vides a more thorough coverage of theoretical acoustics, 



and books such as Hendee and Ritenour (2002) describe 
sn(x,t) 
sn(x + dx,t) 

the medical uses of ultrasound in more detail. 

(b) 

In Sec. 13.1 we derive the fundamental equation gov 





erning the propagation of sound: the wave equation. Sec 
FIGURE 13.1. An elastic rod. (a) The rod in its equilibrium 

tion 13.2 discusses some properties of the wave equation, 
position. (b) Each point on the rod has been displaced from its 

including the relationship between frequency, wavelength, 
equilibrium position by an amount ξ which depends on x and 

and the speed of sound. The acoustic impedance and 
t. As a result there is a normal stress sn which also depends 

its relevance to the reﬂection of sound waves are intro 
on x and t. 





duced in Sec. 13.3. Section 13.4 describes the intensity 



of a sound wave and develops the decibel intensity scale. 
rium position. In this section we consider sound waves 

The ear and hearing are described in Sec. 13.5. Section 
propagating along the x axis.

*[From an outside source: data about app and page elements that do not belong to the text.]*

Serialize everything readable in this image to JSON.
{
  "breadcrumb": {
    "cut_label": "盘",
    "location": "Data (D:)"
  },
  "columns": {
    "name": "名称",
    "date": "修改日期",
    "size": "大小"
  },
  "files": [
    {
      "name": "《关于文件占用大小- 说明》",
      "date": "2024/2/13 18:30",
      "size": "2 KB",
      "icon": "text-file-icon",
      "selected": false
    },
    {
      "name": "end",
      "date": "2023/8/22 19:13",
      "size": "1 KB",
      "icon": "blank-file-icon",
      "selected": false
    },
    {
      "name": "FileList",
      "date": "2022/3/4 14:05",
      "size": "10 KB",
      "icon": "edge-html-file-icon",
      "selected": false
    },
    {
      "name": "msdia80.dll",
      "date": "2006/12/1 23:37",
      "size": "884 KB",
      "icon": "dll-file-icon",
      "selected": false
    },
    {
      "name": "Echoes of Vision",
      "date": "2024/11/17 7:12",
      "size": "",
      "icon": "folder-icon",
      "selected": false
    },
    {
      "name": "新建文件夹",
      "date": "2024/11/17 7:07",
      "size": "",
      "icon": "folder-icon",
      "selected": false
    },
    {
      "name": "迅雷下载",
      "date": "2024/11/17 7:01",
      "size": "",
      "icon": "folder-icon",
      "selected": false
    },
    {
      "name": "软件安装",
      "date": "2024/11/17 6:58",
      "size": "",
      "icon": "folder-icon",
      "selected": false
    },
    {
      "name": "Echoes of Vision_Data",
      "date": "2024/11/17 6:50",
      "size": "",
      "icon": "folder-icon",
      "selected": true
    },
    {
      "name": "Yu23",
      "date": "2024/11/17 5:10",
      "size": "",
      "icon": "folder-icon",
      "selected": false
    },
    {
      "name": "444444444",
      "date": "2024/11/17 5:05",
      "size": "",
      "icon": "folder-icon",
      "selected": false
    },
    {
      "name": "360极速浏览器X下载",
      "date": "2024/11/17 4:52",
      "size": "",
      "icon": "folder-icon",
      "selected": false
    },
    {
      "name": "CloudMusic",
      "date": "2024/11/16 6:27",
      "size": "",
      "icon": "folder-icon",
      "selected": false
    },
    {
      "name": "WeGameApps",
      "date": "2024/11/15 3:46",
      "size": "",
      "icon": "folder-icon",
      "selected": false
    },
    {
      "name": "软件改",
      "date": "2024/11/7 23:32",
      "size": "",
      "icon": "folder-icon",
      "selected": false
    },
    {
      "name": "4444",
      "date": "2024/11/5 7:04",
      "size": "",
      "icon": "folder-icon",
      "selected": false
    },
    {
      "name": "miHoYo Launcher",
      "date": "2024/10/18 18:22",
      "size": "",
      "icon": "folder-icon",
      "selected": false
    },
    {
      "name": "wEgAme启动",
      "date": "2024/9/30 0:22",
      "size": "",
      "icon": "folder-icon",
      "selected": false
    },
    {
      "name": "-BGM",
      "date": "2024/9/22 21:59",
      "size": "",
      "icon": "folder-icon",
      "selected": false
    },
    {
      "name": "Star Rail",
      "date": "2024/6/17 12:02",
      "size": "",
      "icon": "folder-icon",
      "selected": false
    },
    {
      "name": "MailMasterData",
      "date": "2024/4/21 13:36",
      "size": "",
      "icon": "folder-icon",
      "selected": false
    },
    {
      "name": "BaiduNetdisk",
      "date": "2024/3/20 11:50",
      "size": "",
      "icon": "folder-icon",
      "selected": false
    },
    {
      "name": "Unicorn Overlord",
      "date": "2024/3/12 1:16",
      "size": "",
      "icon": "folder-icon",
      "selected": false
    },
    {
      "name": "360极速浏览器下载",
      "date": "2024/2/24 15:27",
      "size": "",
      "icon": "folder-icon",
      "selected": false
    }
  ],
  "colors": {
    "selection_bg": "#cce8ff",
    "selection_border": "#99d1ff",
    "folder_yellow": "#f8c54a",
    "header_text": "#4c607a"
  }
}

The results can be general 

13.6 discusses attenuation of sound waves. Physicians use 
ized to three dimensions [See Morse and Ingard (1968)]. 

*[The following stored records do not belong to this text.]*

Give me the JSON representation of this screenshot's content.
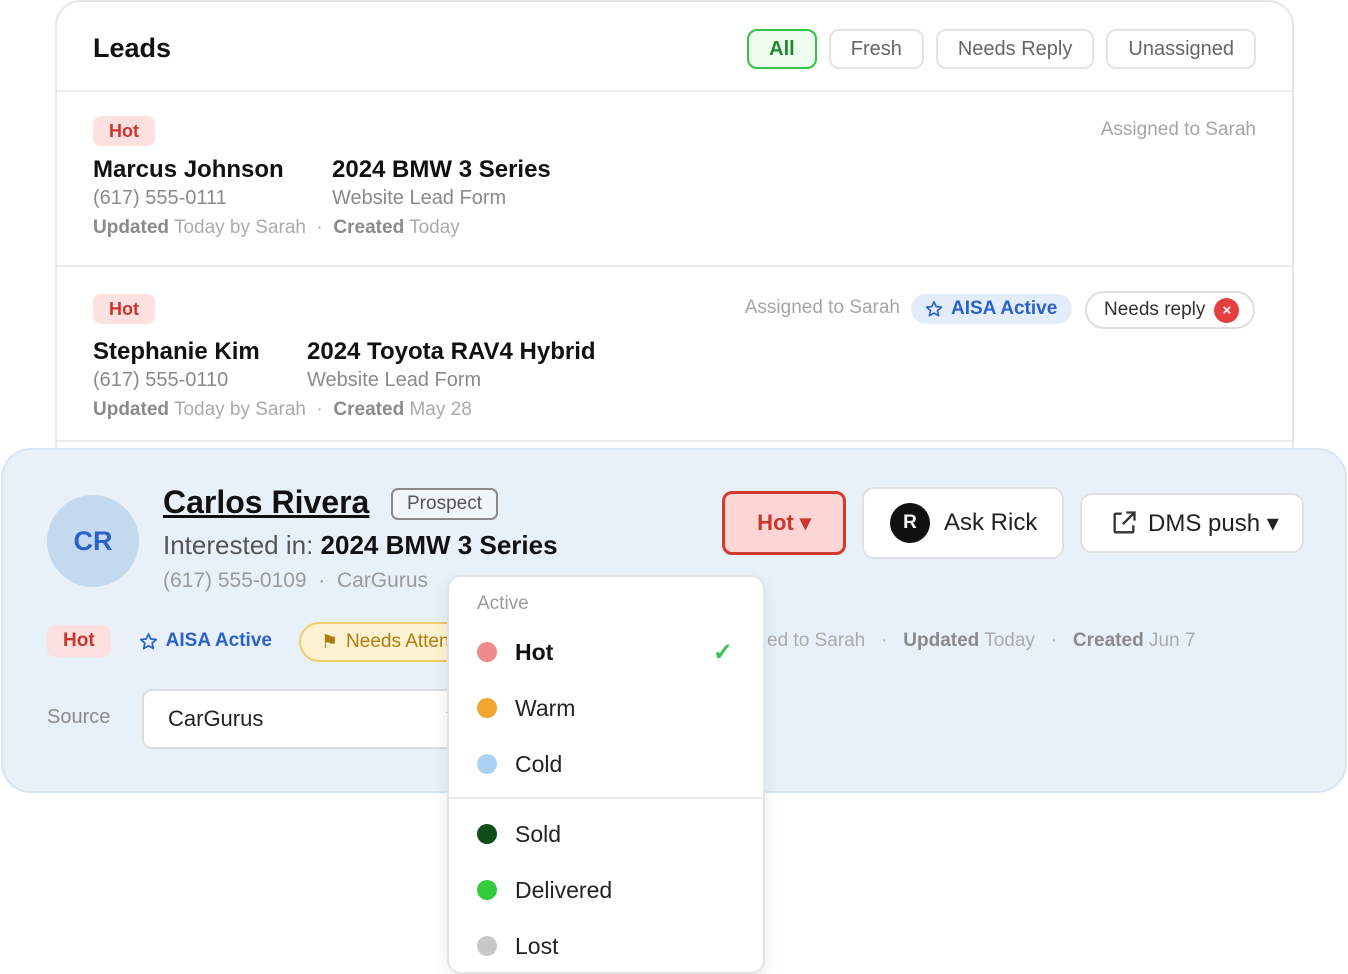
{
  "leads": {
    "title": "Leads",
    "filters": [
      "All",
      "Fresh",
      "Needs Reply",
      "Unassigned"
    ],
    "rows": [
      {
        "status": "Hot",
        "name": "Marcus Johnson",
        "phone": "(617) 555-0111",
        "vehicle": "2024 BMW 3 Series",
        "source": "Website Lead Form",
        "updated_label": "Updated",
        "updated_value": "Today by Sarah",
        "created_label": "Created",
        "created_value": "Today",
        "assigned": "Assigned to Sarah"
      },
      {
        "status": "Hot",
        "name": "Stephanie Kim",
        "phone": "(617) 555-0110",
        "vehicle": "2024 Toyota RAV4 Hybrid",
        "source": "Website Lead Form",
        "updated_label": "Updated",
        "updated_value": "Today by Sarah",
        "created_label": "Created",
        "created_value": "May 28",
        "assigned": "Assigned to Sarah",
        "aisa": "AISA Active",
        "needs_reply": "Needs reply"
      }
    ]
  },
  "detail": {
    "initials": "CR",
    "name": "Carlos Rivera",
    "stage": "Prospect",
    "interest_label": "Interested in:",
    "interest_vehicle": "2024 BMW 3 Series",
    "phone": "(617) 555-0109",
    "source_short": "CarGurus",
    "status_button": "Hot ▾",
    "ask_button_initial": "R",
    "ask_button": "Ask Rick",
    "dms_button": "DMS push ▾",
    "tags": {
      "hot": "Hot",
      "aisa": "AISA Active",
      "needs_attention": "Needs Attention"
    },
    "meta": {
      "assigned": "ed to Sarah",
      "updated_label": "Updated",
      "updated_value": "Today",
      "created_label": "Created",
      "created_value": "Jun 7"
    },
    "source_label": "Source",
    "source_value": "CarGurus"
  },
  "dropdown": {
    "heading": "Active",
    "active_items": [
      {
        "label": "Hot",
        "color": "#ef8b8b",
        "selected": true
      },
      {
        "label": "Warm",
        "color": "#f2a62b"
      },
      {
        "label": "Cold",
        "color": "#a9d2f5"
      }
    ],
    "closed_items": [
      {
        "label": "Sold",
        "color": "#0f4d17"
      },
      {
        "label": "Delivered",
        "color": "#33cc3d"
      },
      {
        "label": "Lost",
        "color": "#c8c8c8"
      }
    ]
  }
}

ultrasound imaging for medical diagnosis, as described in 
We ﬁrst consider an elastic rod, and then a ﬂuid in which 

Section 13.7. Ultrasonic imaging can provide information 
viscous e ects are not important. 

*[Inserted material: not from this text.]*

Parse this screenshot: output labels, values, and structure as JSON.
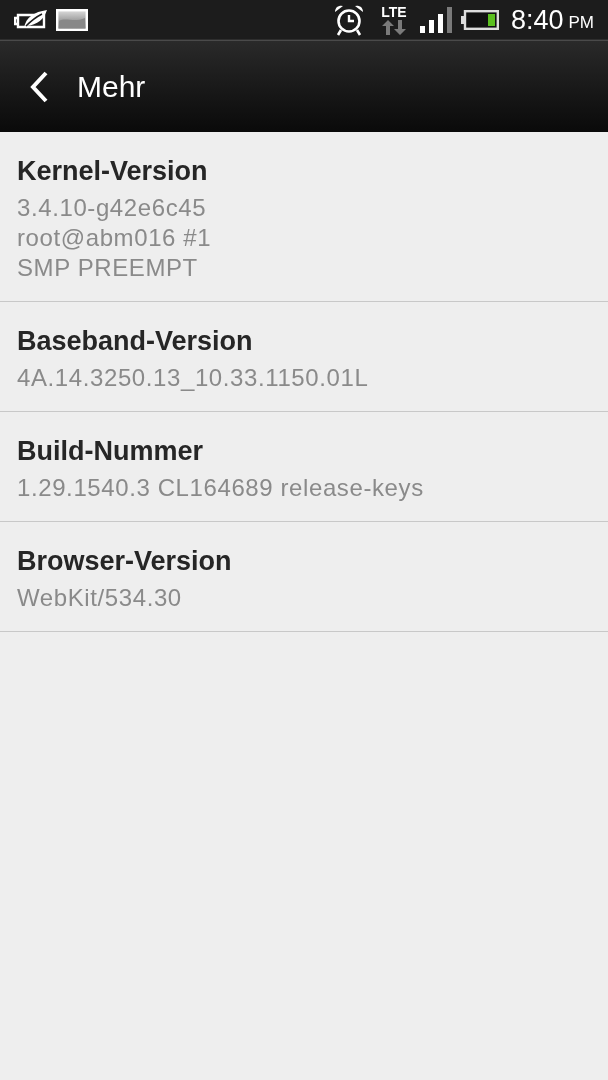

about the ﬂow of blood in the body by using the Doppler 



e ect, as shown in Sec. 13.8. 
13.1.1 Plane Waves in an Elastic Rod 




13.1 
The Wave Equation 
The simplest case to consider is an elastic rod which is 

forced to move longitudinally at one end. This results in 

In Chapter 1, we assumed that solids and liquids are in 
the propagation of a sound wave along the rod.1 We set up 

a coordinate system where x measures distance along the 

compressible. If a long rod were truly incompressible, a 
rod from a ﬁxed origin when no sound wave is traveling 

displacement of one end would instantly result in an iden 
along the rod. We also assume that the disturbance of 

tical displacement of the other end. In fact, the displace 
the rod depends only on the position along the rod, x, 

ment does not propagate instantaneously. It travels at the 



speed of sound in the rod. 
1This simple geometry assures that all motion is parallel to the x 

The propagation of sound involves small displacements 
axis. In general, motion in an elastic solid involves both longitudinal 

of each volume element of the medium from its equilib 
waves and transverse waves.